*** The data Section Begins ***

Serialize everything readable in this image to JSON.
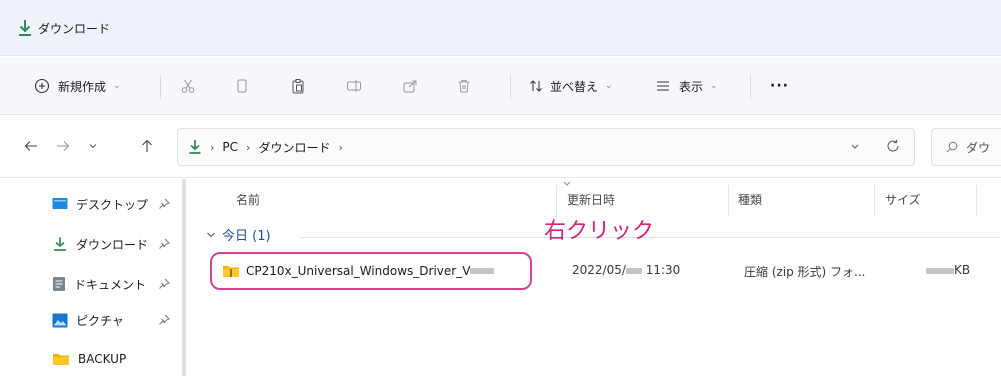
{
  "window": {
    "title": "ダウンロード"
  },
  "toolbar": {
    "new_label": "新規作成",
    "sort_label": "並べ替え",
    "view_label": "表示",
    "more_label": "···"
  },
  "address": {
    "segments": [
      "PC",
      "ダウンロード"
    ],
    "search_placeholder": "ダウ"
  },
  "sidebar": {
    "items": [
      {
        "label": "デスクトップ",
        "icon": "desktop-icon"
      },
      {
        "label": "ダウンロード",
        "icon": "download-icon"
      },
      {
        "label": "ドキュメント",
        "icon": "document-icon"
      },
      {
        "label": "ピクチャ",
        "icon": "picture-icon"
      },
      {
        "label": "BACKUP",
        "icon": "folder-icon"
      }
    ]
  },
  "columns": {
    "name": "名前",
    "date": "更新日時",
    "type": "種類",
    "size": "サイズ"
  },
  "group": {
    "label": "今日 (1)"
  },
  "annotation": {
    "text": "右クリック"
  },
  "files": [
    {
      "name": "CP210x_Universal_Windows_Driver_V",
      "date_prefix": "2022/05/",
      "time": "11:30",
      "type": "圧縮 (zip 形式) フォ...",
      "size_unit": "KB"
    }
  ],
  "colors": {
    "accent": "#3a8a3a",
    "annotation": "#d9237a",
    "highlight_border": "#d64590"
  }
}
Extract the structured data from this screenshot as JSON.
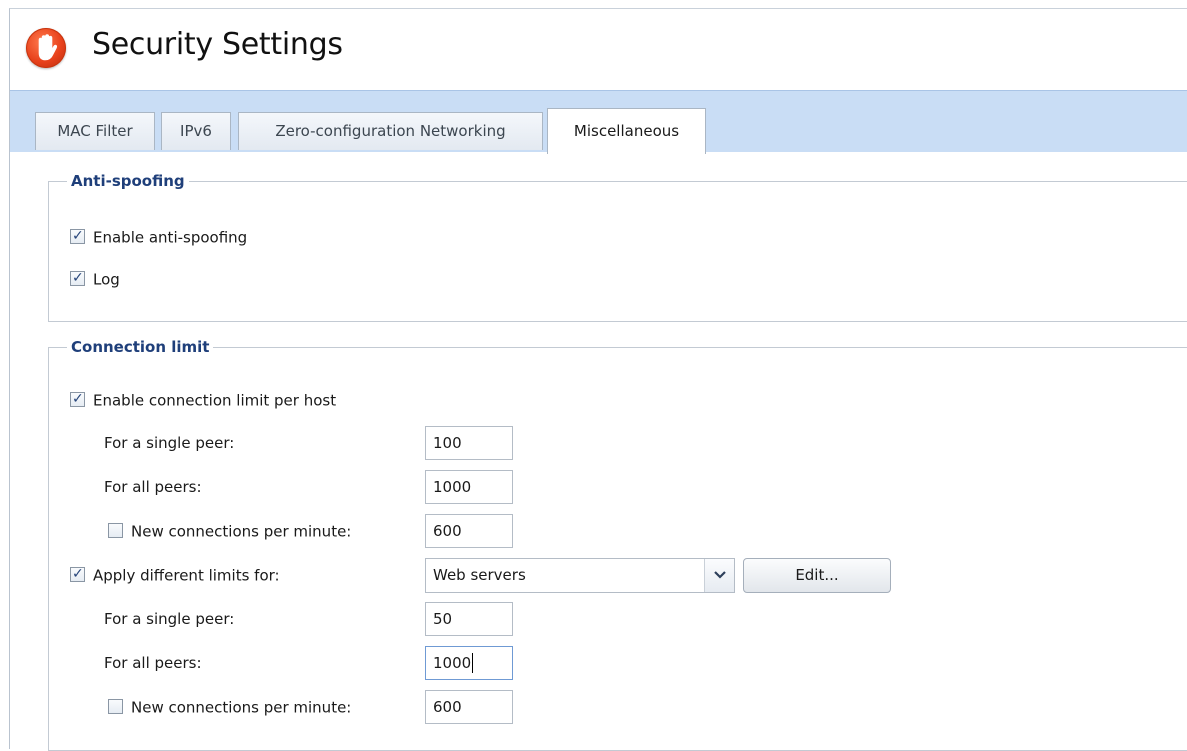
{
  "header": {
    "title": "Security Settings",
    "icon": "stop-hand-icon"
  },
  "tabs": [
    {
      "label": "MAC Filter",
      "active": false
    },
    {
      "label": "IPv6",
      "active": false
    },
    {
      "label": "Zero-configuration Networking",
      "active": false
    },
    {
      "label": "Miscellaneous",
      "active": true
    }
  ],
  "anti_spoofing": {
    "legend": "Anti-spoofing",
    "enable_label": "Enable anti-spoofing",
    "enable_checked": true,
    "log_label": "Log",
    "log_checked": true
  },
  "connection_limit": {
    "legend": "Connection limit",
    "enable_label": "Enable connection limit per host",
    "enable_checked": true,
    "single_peer_label": "For a single peer:",
    "single_peer_value": "100",
    "all_peers_label": "For all peers:",
    "all_peers_value": "1000",
    "new_conn_label": "New connections per minute:",
    "new_conn_checked": false,
    "new_conn_value": "600",
    "apply_label": "Apply different limits for:",
    "apply_checked": true,
    "apply_target": "Web servers",
    "edit_label": "Edit...",
    "diff_single_peer_label": "For a single peer:",
    "diff_single_peer_value": "50",
    "diff_all_peers_label": "For all peers:",
    "diff_all_peers_value": "1000",
    "diff_new_conn_label": "New connections per minute:",
    "diff_new_conn_checked": false,
    "diff_new_conn_value": "600"
  },
  "colors": {
    "tab_strip": "#c9ddf5",
    "legend_text": "#1f3f7a",
    "icon_red": "#e8421c"
  }
}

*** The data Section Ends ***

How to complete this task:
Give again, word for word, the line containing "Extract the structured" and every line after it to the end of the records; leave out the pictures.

Expected answer:
Extract the structured data from this screenshot as JSON.
{
  "header": {
    "title": "Security Settings",
    "icon": "stop-hand-icon"
  },
  "tabs": [
    {
      "label": "MAC Filter",
      "active": false
    },
    {
      "label": "IPv6",
      "active": false
    },
    {
      "label": "Zero-configuration Networking",
      "active": false
    },
    {
      "label": "Miscellaneous",
      "active": true
    }
  ],
  "anti_spoofing": {
    "legend": "Anti-spoofing",
    "enable_label": "Enable anti-spoofing",
    "enable_checked": true,
    "log_label": "Log",
    "log_checked": true
  },
  "connection_limit": {
    "legend": "Connection limit",
    "enable_label": "Enable connection limit per host",
    "enable_checked": true,
    "single_peer_label": "For a single peer:",
    "single_peer_value": "100",
    "all_peers_label": "For all peers:",
    "all_peers_value": "1000",
    "new_conn_label": "New connections per minute:",
    "new_conn_checked": false,
    "new_conn_value": "600",
    "apply_label": "Apply different limits for:",
    "apply_checked": true,
    "apply_target": "Web servers",
    "edit_label": "Edit...",
    "diff_single_peer_label": "For a single peer:",
    "diff_single_peer_value": "50",
    "diff_all_peers_label": "For all peers:",
    "diff_all_peers_value": "1000",
    "diff_new_conn_label": "New connections per minute:",
    "diff_new_conn_checked": false,
    "diff_new_conn_value": "600"
  },
  "colors": {
    "tab_strip": "#c9ddf5",
    "legend_text": "#1f3f7a",
    "icon_red": "#e8421c"
  }
}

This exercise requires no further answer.